  • Galsulfase - recombinant enzyme -MPS VI (Marateaux-Lamy syndrome).
  • Elaprase - MPS type II (Hunter syndrome)
  • Vestronidase alfa - recombinant human lysosomal beta glucuronidase - MPS VII (Sly syndrome)
Enzyme replacement therapy
Aldurazyme Type I MPS alpha-L-iduronidase
Galsulfase MPS VI - Marateaux-Lamy syndrome Recombinant enzyme
Elaprase MPS type II - Hunter syndrome idursulfase
Vestronidase alfa MPS VII - Sly syndrome Recombinant human lysosomal beta glucuronidase

Surgical care for specific conditions

  • Hydrocephalus – Ventriculoperitoneal shunting
  • Corneal clouding – Corneal transplantation
  • Cardiovascular disease – Valve replacement
  • Obstructive airway disease – Tracheostomy
  • Orthopedic conditions – Carpal tunnel release; soft-tissue procedures, corrective osteotomy for progressive valgus deformity at the knee; posterior spinal fusion
Specific Conditions Surgical Care
1 Hydrocephalus Ventriculoperitoneal shunting
2 Corneal clouding Corneal transplantation
3 Cardiovascular disease Valve replacement
4 Obstructive airway disease Tracheostomy
5 Carpal tunnel Syndrome Carpal tunnel release
6 Progressive valgus deformity at the knee Corrective osteotomy
7 Severe spinal deformity Posterior spinal fusion

MCQs in Mucopolysaccharidosis

All of the following mucopolysaccharidoses are autosomal recessive disorders EXCEPT :

  1. Sanfilippo Type B
  2. Hunter syndrome
  3. Scheie disease
  4. Hurler disease
Hunter syndrome

Most of mucopolysaccharidoses are autosomal recessive disorders EXCEPT Hunter syndrome which is

  1. Autosomal recessive
  2. Autosomal dominant
  3. X-linked recessive
  4. X-linked dominant
Most of mucopolysaccharidoses are autosomal recessive disorders

EXCEPT Hunter syndrome which is

X-linked recessive
Only MPS in which mother alone passes along the defective gene to a son

Maroteaux–Lamy syndrome is due to deficiency of which enzyme?

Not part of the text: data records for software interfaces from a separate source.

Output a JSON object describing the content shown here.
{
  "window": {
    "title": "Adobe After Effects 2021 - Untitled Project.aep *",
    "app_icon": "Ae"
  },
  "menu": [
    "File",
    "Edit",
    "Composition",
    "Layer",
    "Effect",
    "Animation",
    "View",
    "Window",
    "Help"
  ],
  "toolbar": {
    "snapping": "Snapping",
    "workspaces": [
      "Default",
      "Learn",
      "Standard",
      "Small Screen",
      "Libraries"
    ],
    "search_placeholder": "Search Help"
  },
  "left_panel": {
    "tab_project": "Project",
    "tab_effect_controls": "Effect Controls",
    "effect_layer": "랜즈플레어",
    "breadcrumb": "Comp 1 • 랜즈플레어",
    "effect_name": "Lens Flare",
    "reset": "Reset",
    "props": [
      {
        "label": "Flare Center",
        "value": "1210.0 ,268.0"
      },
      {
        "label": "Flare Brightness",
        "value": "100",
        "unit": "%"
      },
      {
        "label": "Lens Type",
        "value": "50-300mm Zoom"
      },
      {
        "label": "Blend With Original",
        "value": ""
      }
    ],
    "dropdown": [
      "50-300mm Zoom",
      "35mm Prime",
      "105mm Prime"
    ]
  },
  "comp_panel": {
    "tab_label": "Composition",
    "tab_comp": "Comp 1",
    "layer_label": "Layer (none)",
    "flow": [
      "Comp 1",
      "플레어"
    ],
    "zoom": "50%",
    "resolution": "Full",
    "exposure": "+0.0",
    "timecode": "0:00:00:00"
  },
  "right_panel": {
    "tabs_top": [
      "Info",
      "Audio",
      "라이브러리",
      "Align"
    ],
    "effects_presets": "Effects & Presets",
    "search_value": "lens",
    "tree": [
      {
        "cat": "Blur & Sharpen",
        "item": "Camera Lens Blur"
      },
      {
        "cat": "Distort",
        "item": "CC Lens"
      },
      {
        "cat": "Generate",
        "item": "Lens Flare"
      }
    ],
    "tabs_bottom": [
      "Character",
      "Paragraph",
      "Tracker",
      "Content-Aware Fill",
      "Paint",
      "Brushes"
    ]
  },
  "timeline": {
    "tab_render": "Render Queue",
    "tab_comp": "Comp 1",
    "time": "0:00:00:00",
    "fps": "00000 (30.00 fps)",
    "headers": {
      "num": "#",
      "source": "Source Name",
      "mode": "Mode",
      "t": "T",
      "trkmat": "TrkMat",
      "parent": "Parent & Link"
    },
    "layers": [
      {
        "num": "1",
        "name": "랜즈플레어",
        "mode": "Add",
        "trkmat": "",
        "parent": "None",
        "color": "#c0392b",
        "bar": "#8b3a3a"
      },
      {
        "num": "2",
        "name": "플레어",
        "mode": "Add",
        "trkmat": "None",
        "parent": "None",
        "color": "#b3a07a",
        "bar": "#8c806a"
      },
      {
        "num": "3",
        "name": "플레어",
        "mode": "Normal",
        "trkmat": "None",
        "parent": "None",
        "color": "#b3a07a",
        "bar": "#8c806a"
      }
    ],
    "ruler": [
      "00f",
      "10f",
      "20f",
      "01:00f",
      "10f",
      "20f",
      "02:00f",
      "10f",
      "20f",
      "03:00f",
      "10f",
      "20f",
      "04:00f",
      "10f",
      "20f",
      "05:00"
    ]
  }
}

  1. Hyaluronidase
  2. β-glucuronidase
  3. N-acetylgalactosamine-4-sulfatase
  4. N-acetylglucosamine 6-sulfatase
Maroteaux–Lamy syndrome is due to deficiency of ENZYME :

“Pebbled skin” is a typical finding of which of the following disease?

  1. Hurler Syndrome
  2. Scheie Syndrome
  3. Hunter syndrome
  4. Morquio Syndrome

Hunter syndrome
Pebbly ivory skin lesions on the back, arms, and thighs

Short stature is seen in all mucopolysaccharidoses EXCEPT -

  1. Hurler disease
  2. Hunter syndrome
  3. Scheie disease
  4. Morquio Syndrome

Scheie disease
Short stature is seen in all MPS conditions except MPS IS - Scheie disease

Elaprase is used for traetment of -

  1. Hurler disease
  2. Hunter syndrome
  3. Morquio Syndrome
  4. Maroteaux-Lamy syndrome

Hunter syndrome
  • ELAPRASE (idursulfase) is used for treatment of medicine for patients with Hunter syndrome (Mucopolysaccharidosis II, MPSII).
  • Approved by the FDA in 2006